### Information provided

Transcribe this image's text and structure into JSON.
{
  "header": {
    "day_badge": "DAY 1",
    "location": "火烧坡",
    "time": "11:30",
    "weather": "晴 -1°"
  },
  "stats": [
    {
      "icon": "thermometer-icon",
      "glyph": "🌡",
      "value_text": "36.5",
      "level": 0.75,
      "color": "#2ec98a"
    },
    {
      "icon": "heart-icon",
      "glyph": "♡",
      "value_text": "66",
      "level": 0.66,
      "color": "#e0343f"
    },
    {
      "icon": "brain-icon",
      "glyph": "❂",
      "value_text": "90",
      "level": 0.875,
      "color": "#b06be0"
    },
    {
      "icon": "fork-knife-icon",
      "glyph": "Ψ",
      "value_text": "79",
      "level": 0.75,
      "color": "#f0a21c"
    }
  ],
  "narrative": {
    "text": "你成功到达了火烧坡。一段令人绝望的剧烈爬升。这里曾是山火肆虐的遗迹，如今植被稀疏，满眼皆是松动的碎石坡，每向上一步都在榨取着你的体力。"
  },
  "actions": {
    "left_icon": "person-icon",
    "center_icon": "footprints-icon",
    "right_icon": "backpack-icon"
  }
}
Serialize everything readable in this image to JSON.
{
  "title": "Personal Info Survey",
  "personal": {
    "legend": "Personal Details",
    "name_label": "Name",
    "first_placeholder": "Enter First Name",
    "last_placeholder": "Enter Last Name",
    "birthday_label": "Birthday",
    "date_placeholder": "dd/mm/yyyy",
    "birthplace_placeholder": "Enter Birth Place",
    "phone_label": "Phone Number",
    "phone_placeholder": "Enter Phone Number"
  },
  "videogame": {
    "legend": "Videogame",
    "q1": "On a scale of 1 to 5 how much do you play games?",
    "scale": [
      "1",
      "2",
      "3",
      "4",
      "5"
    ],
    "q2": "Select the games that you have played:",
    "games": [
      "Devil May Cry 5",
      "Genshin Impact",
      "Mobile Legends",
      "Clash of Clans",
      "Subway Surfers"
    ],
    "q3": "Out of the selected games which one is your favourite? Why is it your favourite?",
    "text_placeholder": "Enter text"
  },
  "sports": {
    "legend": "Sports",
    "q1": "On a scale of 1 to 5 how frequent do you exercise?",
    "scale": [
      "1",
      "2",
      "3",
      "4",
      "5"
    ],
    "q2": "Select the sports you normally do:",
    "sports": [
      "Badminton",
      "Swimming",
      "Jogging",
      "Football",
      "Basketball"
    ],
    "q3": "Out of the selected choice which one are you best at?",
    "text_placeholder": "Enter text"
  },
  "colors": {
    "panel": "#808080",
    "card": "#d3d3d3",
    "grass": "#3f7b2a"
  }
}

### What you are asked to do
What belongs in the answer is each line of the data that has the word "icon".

### Result for this exercise
      "icon": "thermometer-icon",
      "icon": "heart-icon",
      "icon": "brain-icon",
      "icon": "fork-knife-icon",
    "left_icon": "person-icon",
    "center_icon": "footprints-icon",
    "right_icon": "backpack-icon"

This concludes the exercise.